Dignitaries raced for solutions but suspicions between East and West only seemed to grow, as NATO allies rejected Russian assertions it was pulling back troops from exercises that had fuelled fears of an attack. The Ukraine crisis has hung over markets for weeks, adding to volatility in markets.

Russia is a major energy producer and if it invades Ukraine and other governments respond with economic sanctions, that could impede access to about seven per cent of the global energy market, said senior portfolio manager with Globalt Investments Tom Martin.

“Without any clear resolution in the near term, the uncertainty for a potential invasion is sufficient to keep market participants shunning from risk assets, while flocking to safe-havens,” Yeap Jun Rong of IG said in a commentary.

Japan reported yesterday that its core inflation rate, excluding volatile energy and food costs, rose 0.2 per cent in January, way below the decades-high figures seen in most major economies and far short of the Bank of Japan’s two per cent target. Tokyo’s Nikkei 225 index lost 0.3 per cent to 27,154.99, while the Hang Seng in Hong Kong gave up 0.4 per cent to 24,685.44. The Kospi in Seoul lost 0.1 per cent to 2,742.41. Australia’s S&P/ASX 200 declined 0.7 per cent to 7,242.30.

The Shanghai Composite index rose 0.3 per cent to 3,478.46. About 85 per cent of the stocks in the benchmark S&P 500 closed lower on Thursday. It fell 94.75 points to 4,380.26 and is now 8.7 per cent below the all-time high it set on January 3.

The Dow slid 622.24 points to 34,312.03, while the tech-heavy Nasdaq lost 407.38 points
to 13,716.72.

Small company stocks also fell broadly. The Russell 2000 index gave up 2.5 per cent to 2,028.09.
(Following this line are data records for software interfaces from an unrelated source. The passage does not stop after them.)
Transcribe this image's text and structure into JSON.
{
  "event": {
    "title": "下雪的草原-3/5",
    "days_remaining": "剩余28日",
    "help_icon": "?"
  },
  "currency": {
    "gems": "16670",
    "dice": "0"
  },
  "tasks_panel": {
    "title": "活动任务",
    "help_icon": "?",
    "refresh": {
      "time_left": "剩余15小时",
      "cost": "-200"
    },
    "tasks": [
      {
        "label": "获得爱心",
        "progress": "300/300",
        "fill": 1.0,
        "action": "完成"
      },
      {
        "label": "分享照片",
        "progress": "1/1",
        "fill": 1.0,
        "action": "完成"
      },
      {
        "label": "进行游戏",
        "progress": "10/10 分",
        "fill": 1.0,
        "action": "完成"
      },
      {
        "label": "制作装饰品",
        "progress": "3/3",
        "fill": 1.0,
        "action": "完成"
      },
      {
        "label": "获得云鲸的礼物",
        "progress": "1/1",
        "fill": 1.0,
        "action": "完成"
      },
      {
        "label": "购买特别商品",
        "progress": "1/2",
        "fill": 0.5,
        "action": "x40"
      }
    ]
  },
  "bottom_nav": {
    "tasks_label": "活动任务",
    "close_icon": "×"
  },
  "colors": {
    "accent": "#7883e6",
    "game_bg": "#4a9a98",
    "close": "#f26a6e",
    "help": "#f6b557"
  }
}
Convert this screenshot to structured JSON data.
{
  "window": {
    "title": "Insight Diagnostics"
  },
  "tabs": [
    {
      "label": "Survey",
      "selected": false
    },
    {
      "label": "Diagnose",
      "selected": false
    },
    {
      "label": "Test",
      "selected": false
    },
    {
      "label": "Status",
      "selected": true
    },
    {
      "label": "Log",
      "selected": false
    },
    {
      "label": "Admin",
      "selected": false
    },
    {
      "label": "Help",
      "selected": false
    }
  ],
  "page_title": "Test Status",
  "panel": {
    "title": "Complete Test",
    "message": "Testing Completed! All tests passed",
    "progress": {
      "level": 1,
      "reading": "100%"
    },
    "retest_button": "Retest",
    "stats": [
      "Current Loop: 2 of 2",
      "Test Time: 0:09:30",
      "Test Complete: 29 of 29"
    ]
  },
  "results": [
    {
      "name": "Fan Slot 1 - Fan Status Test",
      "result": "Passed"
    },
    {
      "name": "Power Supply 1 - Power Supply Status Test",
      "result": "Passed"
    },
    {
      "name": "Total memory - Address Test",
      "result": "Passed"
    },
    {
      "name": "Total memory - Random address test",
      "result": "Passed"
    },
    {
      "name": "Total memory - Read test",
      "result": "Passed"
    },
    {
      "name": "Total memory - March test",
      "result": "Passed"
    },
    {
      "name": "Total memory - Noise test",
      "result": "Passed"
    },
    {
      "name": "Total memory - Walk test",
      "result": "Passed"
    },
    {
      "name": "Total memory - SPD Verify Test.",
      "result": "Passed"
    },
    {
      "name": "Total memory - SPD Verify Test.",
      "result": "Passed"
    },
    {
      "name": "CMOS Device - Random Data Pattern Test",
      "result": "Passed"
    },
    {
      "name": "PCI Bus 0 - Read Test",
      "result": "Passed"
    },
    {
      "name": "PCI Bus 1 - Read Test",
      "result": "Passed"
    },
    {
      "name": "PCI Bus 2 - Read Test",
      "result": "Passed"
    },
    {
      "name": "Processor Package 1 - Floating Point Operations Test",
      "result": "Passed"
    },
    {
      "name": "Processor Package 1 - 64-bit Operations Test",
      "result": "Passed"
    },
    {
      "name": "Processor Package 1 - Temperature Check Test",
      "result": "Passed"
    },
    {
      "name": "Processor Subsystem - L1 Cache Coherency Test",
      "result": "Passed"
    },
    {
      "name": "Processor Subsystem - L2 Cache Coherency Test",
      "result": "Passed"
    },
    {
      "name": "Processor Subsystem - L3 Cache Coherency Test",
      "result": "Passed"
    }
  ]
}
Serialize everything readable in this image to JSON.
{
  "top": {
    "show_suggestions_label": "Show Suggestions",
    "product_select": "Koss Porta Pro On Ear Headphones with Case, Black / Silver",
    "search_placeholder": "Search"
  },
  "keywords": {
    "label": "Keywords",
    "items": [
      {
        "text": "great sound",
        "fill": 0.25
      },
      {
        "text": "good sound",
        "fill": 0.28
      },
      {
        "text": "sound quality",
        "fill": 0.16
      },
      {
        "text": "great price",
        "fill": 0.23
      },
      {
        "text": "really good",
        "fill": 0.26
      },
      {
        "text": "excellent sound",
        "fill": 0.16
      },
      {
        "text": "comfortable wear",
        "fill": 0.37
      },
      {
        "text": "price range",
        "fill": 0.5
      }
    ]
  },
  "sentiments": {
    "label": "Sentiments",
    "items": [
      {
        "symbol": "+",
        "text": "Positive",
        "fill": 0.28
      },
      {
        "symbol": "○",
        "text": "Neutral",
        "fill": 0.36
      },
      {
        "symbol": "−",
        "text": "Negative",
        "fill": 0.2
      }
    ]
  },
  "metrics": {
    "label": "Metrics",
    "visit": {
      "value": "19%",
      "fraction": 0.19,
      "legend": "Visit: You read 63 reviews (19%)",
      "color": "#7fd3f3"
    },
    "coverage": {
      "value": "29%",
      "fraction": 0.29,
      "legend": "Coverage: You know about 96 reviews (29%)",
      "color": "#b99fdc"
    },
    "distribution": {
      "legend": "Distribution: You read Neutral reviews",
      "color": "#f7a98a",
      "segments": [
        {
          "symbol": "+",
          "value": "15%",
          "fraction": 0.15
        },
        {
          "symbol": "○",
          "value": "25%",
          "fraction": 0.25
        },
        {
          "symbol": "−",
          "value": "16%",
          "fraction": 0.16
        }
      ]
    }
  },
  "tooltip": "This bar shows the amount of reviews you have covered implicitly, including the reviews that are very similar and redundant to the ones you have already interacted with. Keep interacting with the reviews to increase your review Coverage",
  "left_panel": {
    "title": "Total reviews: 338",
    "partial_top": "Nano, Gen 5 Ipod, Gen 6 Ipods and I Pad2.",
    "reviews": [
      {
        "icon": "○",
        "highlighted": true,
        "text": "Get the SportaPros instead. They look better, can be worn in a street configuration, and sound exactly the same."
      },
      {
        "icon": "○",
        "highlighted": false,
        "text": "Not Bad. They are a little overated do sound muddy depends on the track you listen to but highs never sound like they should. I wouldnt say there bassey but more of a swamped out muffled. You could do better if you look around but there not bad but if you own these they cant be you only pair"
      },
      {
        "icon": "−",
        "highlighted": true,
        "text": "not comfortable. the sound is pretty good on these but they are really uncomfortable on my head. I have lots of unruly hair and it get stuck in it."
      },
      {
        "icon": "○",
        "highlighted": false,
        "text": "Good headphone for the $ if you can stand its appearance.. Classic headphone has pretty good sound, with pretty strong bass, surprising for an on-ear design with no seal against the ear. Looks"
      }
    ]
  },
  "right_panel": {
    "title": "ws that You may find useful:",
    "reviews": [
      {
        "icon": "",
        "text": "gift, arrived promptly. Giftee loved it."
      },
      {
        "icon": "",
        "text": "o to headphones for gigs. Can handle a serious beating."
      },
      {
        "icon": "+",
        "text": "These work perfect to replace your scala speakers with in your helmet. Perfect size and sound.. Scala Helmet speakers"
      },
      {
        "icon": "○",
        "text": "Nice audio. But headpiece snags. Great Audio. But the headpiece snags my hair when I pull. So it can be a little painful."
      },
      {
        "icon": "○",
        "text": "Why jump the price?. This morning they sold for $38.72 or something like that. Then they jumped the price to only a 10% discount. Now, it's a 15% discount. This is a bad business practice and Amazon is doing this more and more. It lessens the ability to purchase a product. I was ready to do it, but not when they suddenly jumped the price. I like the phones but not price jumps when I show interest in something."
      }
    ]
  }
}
The technology sector was the biggest drag on the index, along with communication stocks and companies that rely on consumer spending. Microsoft fell 2.9 per cent, Facebook parent Meta slid 4.1 per cent and Nike fell 2.5 per cent.